About this exercise:
All of the data below must be reproduced word for word, but without its images.

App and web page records
* * *

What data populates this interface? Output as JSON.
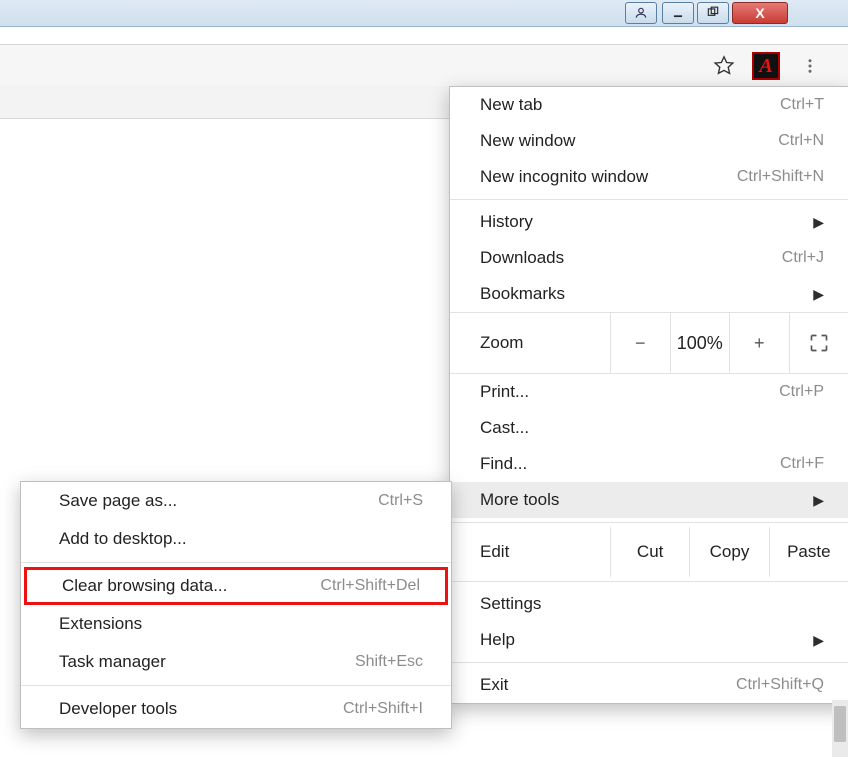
{
  "titlebar": {
    "close_glyph": "X"
  },
  "toolbar": {
    "adobe_glyph": "A"
  },
  "menu": {
    "new_tab": {
      "label": "New tab",
      "shortcut": "Ctrl+T"
    },
    "new_window": {
      "label": "New window",
      "shortcut": "Ctrl+N"
    },
    "new_incognito": {
      "label": "New incognito window",
      "shortcut": "Ctrl+Shift+N"
    },
    "history": {
      "label": "History"
    },
    "downloads": {
      "label": "Downloads",
      "shortcut": "Ctrl+J"
    },
    "bookmarks": {
      "label": "Bookmarks"
    },
    "zoom": {
      "label": "Zoom",
      "minus": "−",
      "value": "100%",
      "plus": "+"
    },
    "print": {
      "label": "Print...",
      "shortcut": "Ctrl+P"
    },
    "cast": {
      "label": "Cast..."
    },
    "find": {
      "label": "Find...",
      "shortcut": "Ctrl+F"
    },
    "more_tools": {
      "label": "More tools"
    },
    "edit": {
      "label": "Edit",
      "cut": "Cut",
      "copy": "Copy",
      "paste": "Paste"
    },
    "settings": {
      "label": "Settings"
    },
    "help": {
      "label": "Help"
    },
    "exit": {
      "label": "Exit",
      "shortcut": "Ctrl+Shift+Q"
    }
  },
  "submenu": {
    "save_page_as": {
      "label": "Save page as...",
      "shortcut": "Ctrl+S"
    },
    "add_to_desktop": {
      "label": "Add to desktop..."
    },
    "clear_browsing": {
      "label": "Clear browsing data...",
      "shortcut": "Ctrl+Shift+Del"
    },
    "extensions": {
      "label": "Extensions"
    },
    "task_manager": {
      "label": "Task manager",
      "shortcut": "Shift+Esc"
    },
    "developer_tools": {
      "label": "Developer tools",
      "shortcut": "Ctrl+Shift+I"
    }
  }
}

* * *

The answer:
What data populates this interface? Output as JSON.
{
  "titlebar": {
    "close_glyph": "X"
  },
  "toolbar": {
    "adobe_glyph": "A"
  },
  "menu": {
    "new_tab": {
      "label": "New tab",
      "shortcut": "Ctrl+T"
    },
    "new_window": {
      "label": "New window",
      "shortcut": "Ctrl+N"
    },
    "new_incognito": {
      "label": "New incognito window",
      "shortcut": "Ctrl+Shift+N"
    },
    "history": {
      "label": "History"
    },
    "downloads": {
      "label": "Downloads",
      "shortcut": "Ctrl+J"
    },
    "bookmarks": {
      "label": "Bookmarks"
    },
    "zoom": {
      "label": "Zoom",
      "minus": "−",
      "value": "100%",
      "plus": "+"
    },
    "print": {
      "label": "Print...",
      "shortcut": "Ctrl+P"
    },
    "cast": {
      "label": "Cast..."
    },
    "find": {
      "label": "Find...",
      "shortcut": "Ctrl+F"
    },
    "more_tools": {
      "label": "More tools"
    },
    "edit": {
      "label": "Edit",
      "cut": "Cut",
      "copy": "Copy",
      "paste": "Paste"
    },
    "settings": {
      "label": "Settings"
    },
    "help": {
      "label": "Help"
    },
    "exit": {
      "label": "Exit",
      "shortcut": "Ctrl+Shift+Q"
    }
  },
  "submenu": {
    "save_page_as": {
      "label": "Save page as...",
      "shortcut": "Ctrl+S"
    },
    "add_to_desktop": {
      "label": "Add to desktop..."
    },
    "clear_browsing": {
      "label": "Clear browsing data...",
      "shortcut": "Ctrl+Shift+Del"
    },
    "extensions": {
      "label": "Extensions"
    },
    "task_manager": {
      "label": "Task manager",
      "shortcut": "Shift+Esc"
    },
    "developer_tools": {
      "label": "Developer tools",
      "shortcut": "Ctrl+Shift+I"
    }
  }
}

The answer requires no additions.